Next, address the small number of deaths and injuries caused by accidental gunshots. How to do this? By acknowledging and promoting effective programs such as Project ChildSafe. We can reduce accidental deaths of children and those caused by children with proper gun safety habits. Don’t need a law; just awareness.
Quit attacking the NRA and get it on board with safety training for all gun owners. Work with companies that make guns and shooting accessories to offer discounts to customers producing proof of completion of an NRA-approved safety course. California law requires that the mandated handgun safety course by presented by an NRA-certified instructor; if it’s good enough for California, it is probably good enough for every state.

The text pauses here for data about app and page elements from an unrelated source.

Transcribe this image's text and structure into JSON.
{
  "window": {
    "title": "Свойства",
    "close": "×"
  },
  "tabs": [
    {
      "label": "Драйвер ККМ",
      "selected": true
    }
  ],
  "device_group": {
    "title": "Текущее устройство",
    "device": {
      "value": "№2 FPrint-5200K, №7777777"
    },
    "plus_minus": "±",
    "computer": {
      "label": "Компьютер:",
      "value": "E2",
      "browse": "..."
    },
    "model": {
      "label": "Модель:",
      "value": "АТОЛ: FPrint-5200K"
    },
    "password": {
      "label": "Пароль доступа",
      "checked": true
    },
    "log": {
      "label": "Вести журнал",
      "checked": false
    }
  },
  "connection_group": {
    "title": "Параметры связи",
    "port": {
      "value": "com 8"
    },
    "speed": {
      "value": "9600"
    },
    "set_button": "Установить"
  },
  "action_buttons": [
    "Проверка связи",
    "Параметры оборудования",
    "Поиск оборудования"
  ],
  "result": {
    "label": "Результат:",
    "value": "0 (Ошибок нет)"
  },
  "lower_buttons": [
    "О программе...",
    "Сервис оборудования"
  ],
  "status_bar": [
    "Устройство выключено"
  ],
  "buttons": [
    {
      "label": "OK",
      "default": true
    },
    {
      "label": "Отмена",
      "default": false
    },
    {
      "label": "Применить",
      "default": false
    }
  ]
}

Incidentally, the NRA is only as militant as it has to be. When something is constantly attacked, it tends to defend itself. Besides, the NRA is the most reasonable of the major gun-rights groups. The Gun Owners of America believes that all gun laws are unconstitutional and it has the second-largest membership of any group.

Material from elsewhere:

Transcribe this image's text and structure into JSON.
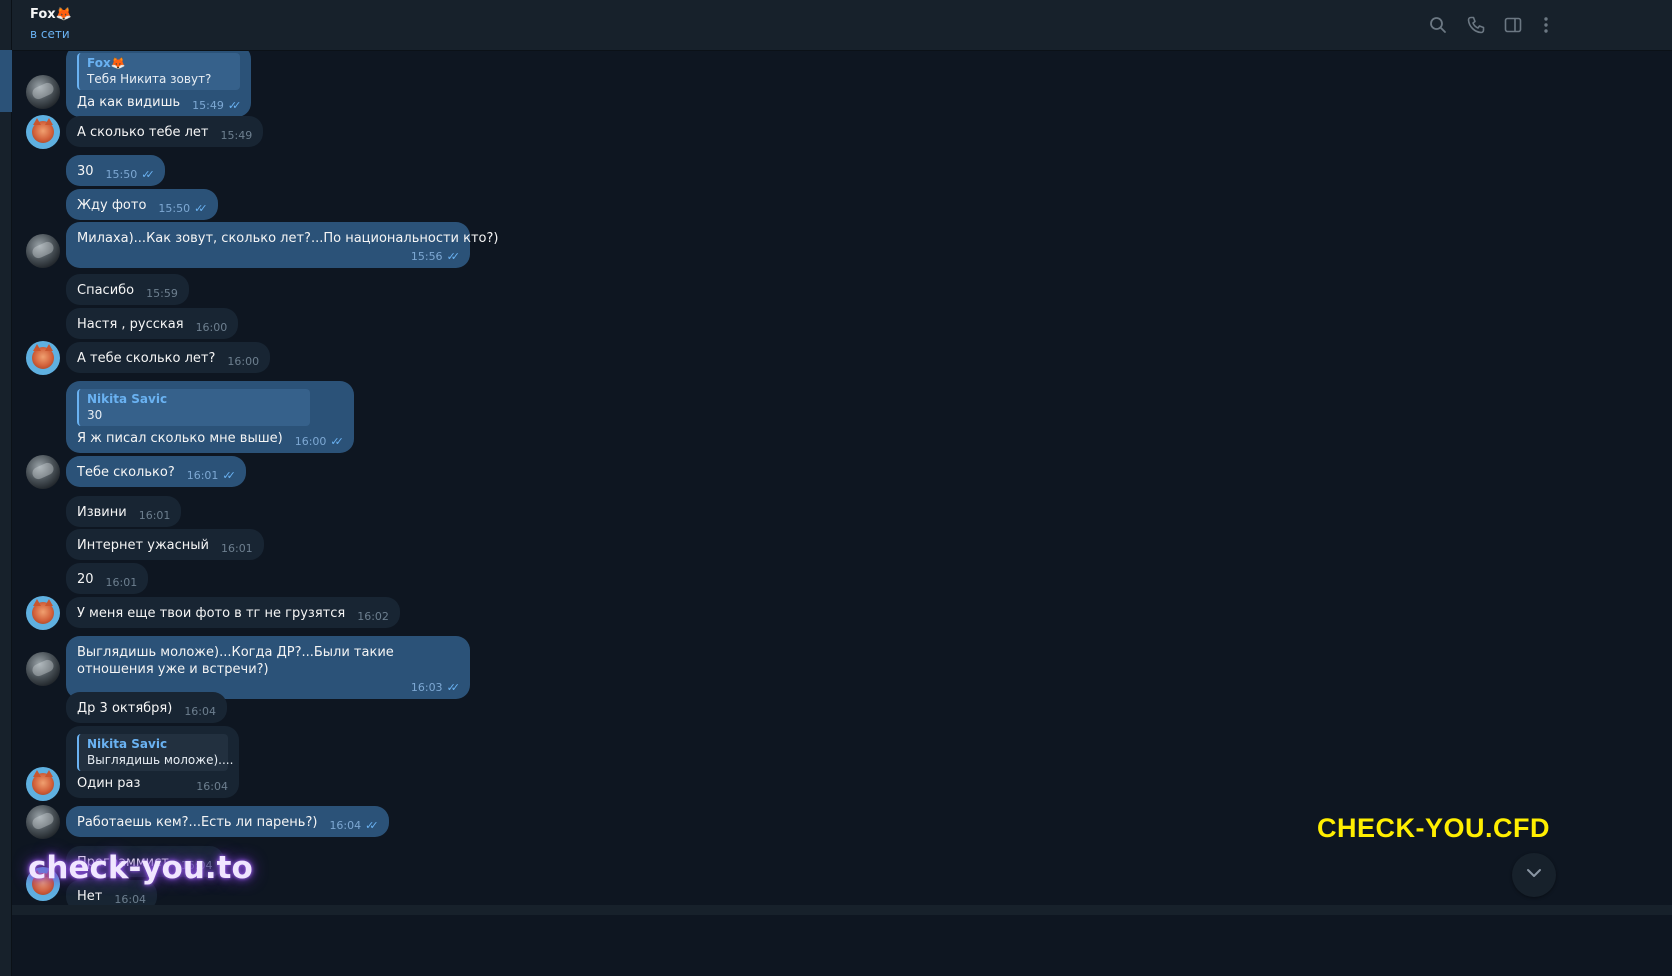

Devote some major effort to combatting the gang problem we have. The chief of the Los Angeles Police Department said that two-thirds of the homicides in that city were gang-related.
Admit that use of illegal drugs is a medical problem and that efforts to treat it as a law enforcement program have failed miserably. This will cut off a significant source of income for gangs. It is quite likely that President Trump actually has the constitutional authority to have marijuana reclassified out of the Schedule 1 category. Congress certainly has the authority to leave it up to the individual states to regulate drugs within their borders. The states could retain the prohibition; allow medical use; or legalize it.
When crimes are committed with firearms or any other weapon make mandatory minimum sentences the rule, not the exception. Since all the nonviolent drug offenders have been released, there should be space in prisons. A Chicago police commander was gunned down by a four-time felon who had been convicted of drug and weapons charges. Due to reduced sentences, plea bargains, probation, and “good time,” he was on the streets instead of in prison.
Quit complaining that the U.S. isn’t like European countries and be grateful that it’s not like Russia or any country in the Western Hemisphere south of the U.S.
Admit that there are probably more than 80 million gun owners in the United States and that they own somewhere north of 350 million guns. Take it to heart, commit it to memory. If American gun owners were a nation, it would be the 19th-largest country on Earth.
There are at least 17 million active concealed-carry permits in the U.S. and the number of states that don’t even require a permit to carry a concealed handgun has grown from one in 2000 to sixteen now. These “constitutional carry” states are among the 32 that allow some form of permitless carry of a handgun.
The figures I have used aren’t from the NRA: they are from the FBI, CDC, state attorneys general, and state law enforcement agencies.
Last but not least, don’t say “business as usual is unsustainable” until you know what business as usual actually is.